  2. The Pacific Coast Architecture Database. The Pacific Coast Architecture Database https://digital.lib.washington.edu/architect/partners/1042/. Retrieved 2 May 2014. Missing or empty |title= (help)<templatestyles src="Module:Citation/CS1/styles.css"></templatestyles>
  3. "List of Projects and Builds by Stonorov & Kahn Associated Architects". Philadelphia Architects and Buildings. Retrieved 2 May 2014.<templatestyles src="Module:Citation/CS1/styles.css"></templatestyles>
  4. Louis Kahn
  5. Book Details
  6. Robert Venturi biography at PritzerPrize.com
  7. Venturi, Robert Charles: Biography at Answers.com
  8. http://www.arch.state.pa.us/display.asp
  9. National Register of Historic Places Listings -May 15, 1998
  10. Barney, William Pope (1890-1970) - Philadelphia Architects and Buildings
  11. Library Catalog - University of Florida (UF)
  12. Amazon.com: Le Corbusier : Complete Works in Eight Volumes: Books: Willy Boesiger, Oscar Stonorov, Max Bill
  13. planecrashinfo.com Famous People Who Died in Aviation Accidents: 1970s
  14. "Reuther Dies in Jet Crash With Wife and 4 Others". The New York Times, May 10, 1970.<templatestyles src="Module:Citation/CS1/styles.css"></templatestyles>
  15. "Elizabeth Foster "Miss Betty" Stonorov March 5, 1906 - December 8, 2003". Charlestown Township.<templatestyles src="Module:Citation/CS1/styles.css"></templatestyles>
  16. Cherokee Village - project/building chronology - Philadelphia Architects and Buildings
  17. "Unusual housing mix to be built", Philadelphia Business Journal, May 26, 2006.
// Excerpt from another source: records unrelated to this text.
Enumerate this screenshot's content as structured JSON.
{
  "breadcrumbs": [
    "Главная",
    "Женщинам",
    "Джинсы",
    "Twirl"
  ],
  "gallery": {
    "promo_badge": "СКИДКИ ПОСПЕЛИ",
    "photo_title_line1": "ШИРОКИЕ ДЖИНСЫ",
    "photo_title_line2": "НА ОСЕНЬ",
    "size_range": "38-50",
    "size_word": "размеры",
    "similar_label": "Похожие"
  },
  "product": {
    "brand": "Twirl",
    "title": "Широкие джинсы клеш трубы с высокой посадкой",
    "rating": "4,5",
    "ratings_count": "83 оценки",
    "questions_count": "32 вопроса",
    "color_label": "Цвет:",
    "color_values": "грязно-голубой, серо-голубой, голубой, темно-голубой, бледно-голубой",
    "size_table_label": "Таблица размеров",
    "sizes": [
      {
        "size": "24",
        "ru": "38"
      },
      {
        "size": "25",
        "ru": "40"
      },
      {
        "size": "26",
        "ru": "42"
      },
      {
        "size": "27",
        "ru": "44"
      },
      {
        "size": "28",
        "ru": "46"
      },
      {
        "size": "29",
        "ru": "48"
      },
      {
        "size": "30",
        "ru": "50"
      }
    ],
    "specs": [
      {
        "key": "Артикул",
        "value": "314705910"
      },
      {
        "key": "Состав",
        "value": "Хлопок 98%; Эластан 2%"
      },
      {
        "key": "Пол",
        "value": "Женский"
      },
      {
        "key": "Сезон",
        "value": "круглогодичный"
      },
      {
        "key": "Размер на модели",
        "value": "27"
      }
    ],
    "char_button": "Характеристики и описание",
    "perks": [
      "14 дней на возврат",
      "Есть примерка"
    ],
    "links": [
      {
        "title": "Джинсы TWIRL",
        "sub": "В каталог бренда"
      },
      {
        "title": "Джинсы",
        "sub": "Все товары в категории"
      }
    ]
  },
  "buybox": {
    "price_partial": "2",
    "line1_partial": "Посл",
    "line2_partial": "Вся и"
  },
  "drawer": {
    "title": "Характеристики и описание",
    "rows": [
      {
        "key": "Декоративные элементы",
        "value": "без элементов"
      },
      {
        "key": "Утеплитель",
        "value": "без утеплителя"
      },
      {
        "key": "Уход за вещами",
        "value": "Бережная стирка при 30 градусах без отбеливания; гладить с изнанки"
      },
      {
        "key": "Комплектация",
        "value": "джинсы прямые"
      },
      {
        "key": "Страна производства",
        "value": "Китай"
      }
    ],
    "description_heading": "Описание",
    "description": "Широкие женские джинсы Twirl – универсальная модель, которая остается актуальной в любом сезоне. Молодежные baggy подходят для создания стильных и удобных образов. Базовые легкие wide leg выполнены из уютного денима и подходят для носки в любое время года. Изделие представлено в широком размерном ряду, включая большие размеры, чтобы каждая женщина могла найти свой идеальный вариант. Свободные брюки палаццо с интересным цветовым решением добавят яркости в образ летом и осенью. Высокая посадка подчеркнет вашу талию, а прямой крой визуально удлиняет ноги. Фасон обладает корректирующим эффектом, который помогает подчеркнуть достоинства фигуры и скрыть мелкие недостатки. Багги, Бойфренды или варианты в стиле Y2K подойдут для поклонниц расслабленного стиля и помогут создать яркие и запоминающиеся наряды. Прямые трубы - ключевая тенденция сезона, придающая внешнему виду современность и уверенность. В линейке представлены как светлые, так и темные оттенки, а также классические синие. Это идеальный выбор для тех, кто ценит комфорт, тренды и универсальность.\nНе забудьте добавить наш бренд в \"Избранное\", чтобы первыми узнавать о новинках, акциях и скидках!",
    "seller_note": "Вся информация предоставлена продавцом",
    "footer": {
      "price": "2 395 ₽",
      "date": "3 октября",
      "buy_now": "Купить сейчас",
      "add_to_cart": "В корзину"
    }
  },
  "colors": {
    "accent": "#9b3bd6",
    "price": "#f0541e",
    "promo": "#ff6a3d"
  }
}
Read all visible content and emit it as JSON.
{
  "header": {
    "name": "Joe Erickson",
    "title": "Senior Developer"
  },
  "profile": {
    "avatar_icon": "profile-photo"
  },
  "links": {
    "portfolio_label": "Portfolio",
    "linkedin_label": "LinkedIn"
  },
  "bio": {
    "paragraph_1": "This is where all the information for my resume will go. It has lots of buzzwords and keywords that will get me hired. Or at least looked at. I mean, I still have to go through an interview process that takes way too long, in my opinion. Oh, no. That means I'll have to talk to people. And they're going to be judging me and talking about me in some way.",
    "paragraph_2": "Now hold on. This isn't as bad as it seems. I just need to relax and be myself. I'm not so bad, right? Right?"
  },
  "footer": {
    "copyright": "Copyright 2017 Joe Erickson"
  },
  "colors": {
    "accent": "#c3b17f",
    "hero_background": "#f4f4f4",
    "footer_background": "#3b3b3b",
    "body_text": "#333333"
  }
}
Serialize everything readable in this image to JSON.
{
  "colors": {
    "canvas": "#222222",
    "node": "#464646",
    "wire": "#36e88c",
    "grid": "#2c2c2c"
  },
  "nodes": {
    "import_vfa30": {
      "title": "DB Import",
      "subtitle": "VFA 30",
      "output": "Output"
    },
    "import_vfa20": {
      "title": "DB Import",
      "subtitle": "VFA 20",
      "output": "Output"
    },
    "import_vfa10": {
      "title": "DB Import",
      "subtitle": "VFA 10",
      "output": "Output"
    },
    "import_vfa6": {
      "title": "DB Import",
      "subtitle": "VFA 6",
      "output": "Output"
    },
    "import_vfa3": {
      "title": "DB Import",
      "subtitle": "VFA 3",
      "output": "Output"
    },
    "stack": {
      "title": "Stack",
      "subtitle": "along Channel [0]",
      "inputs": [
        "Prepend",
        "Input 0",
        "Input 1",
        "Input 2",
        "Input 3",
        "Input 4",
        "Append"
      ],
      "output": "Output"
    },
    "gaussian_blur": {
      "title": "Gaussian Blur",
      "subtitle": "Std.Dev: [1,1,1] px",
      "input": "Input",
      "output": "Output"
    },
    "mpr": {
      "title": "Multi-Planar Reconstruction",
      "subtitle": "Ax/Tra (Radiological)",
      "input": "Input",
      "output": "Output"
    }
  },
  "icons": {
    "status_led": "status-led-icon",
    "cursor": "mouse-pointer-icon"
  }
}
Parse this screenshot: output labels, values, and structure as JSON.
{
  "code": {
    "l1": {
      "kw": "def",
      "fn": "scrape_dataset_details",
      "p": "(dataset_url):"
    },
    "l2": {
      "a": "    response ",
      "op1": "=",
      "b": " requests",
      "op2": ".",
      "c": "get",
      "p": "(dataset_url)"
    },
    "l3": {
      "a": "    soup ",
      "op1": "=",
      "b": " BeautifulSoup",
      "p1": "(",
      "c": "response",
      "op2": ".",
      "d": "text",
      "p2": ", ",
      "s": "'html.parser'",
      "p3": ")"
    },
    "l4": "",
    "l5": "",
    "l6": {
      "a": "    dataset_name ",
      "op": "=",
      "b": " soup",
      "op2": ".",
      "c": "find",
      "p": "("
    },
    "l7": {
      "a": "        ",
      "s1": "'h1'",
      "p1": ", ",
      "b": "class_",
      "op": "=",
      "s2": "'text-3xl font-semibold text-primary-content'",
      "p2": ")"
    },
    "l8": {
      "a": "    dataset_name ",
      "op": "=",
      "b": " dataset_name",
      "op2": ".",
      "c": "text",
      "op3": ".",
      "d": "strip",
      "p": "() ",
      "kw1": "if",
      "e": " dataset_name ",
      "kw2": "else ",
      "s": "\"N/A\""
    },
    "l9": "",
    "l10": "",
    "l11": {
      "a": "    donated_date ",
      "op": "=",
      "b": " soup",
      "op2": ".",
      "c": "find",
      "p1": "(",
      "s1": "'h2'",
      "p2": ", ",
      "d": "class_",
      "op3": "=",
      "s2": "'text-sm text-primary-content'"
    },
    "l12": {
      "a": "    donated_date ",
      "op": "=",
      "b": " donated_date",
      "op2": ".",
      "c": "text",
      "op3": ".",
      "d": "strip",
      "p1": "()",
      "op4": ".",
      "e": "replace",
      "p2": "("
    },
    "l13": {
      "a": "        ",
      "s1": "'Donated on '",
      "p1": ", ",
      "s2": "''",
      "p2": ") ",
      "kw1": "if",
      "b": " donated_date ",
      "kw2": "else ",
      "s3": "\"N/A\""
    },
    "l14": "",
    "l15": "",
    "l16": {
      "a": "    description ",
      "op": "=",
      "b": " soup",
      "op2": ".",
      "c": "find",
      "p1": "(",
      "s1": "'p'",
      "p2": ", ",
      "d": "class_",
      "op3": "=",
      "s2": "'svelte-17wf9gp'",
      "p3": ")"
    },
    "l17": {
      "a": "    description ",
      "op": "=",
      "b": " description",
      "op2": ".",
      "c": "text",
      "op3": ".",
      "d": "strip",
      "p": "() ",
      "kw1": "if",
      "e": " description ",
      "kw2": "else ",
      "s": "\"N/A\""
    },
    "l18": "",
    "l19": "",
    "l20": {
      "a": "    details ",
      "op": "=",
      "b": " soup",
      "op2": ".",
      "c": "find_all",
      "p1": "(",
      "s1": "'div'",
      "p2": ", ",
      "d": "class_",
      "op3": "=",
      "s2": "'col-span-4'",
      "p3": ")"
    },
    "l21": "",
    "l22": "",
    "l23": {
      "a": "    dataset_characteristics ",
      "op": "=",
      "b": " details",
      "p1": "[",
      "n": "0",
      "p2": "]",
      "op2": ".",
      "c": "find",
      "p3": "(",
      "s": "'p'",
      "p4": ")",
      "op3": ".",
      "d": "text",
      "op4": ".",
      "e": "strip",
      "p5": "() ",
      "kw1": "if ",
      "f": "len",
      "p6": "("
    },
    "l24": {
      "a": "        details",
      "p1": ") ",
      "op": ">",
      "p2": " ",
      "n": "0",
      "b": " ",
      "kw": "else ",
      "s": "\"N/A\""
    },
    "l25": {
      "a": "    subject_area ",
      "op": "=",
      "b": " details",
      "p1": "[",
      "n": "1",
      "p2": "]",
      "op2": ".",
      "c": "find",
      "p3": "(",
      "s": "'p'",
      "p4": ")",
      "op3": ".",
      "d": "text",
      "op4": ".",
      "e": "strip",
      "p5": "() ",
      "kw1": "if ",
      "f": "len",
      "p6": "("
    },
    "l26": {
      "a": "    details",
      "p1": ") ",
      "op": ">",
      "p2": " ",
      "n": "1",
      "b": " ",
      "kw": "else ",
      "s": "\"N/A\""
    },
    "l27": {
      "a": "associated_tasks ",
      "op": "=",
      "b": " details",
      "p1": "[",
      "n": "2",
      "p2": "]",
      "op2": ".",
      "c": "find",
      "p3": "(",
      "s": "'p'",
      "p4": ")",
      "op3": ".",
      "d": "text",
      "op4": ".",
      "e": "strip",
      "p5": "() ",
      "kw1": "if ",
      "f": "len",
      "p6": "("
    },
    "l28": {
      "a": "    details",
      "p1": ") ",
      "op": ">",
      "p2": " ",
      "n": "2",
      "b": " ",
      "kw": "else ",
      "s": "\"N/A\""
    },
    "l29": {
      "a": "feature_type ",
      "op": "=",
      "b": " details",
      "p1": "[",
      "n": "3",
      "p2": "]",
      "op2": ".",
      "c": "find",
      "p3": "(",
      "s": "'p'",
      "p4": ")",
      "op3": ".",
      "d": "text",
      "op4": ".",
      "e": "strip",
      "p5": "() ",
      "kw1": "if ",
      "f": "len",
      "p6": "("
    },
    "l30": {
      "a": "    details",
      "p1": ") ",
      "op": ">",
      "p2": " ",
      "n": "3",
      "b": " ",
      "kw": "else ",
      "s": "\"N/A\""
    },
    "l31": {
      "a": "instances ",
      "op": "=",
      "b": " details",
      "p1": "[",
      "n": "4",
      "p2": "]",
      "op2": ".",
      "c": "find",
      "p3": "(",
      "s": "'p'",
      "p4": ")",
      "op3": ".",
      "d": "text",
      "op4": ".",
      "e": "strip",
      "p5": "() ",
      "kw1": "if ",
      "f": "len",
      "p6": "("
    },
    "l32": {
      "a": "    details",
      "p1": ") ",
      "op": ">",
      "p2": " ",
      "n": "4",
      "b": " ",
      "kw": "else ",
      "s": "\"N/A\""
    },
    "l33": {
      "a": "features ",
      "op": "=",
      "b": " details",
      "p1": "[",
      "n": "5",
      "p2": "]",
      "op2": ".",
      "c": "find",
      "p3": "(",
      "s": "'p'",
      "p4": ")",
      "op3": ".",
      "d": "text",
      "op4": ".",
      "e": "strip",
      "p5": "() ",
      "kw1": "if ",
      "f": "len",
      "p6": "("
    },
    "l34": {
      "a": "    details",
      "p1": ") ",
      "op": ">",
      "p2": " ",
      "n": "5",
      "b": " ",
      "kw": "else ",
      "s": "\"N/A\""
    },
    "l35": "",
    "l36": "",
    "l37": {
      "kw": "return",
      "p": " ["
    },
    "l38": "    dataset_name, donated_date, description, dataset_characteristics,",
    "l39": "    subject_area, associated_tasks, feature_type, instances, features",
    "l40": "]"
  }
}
  18. Childress, Nelly. "Hopkinson House: A Unique Residential High-Rise On Washington Square". Hopkinson House. Retrieved 24 November 2012.<templatestyles src="Module:Citation/CS1/styles.css"></templatestyles>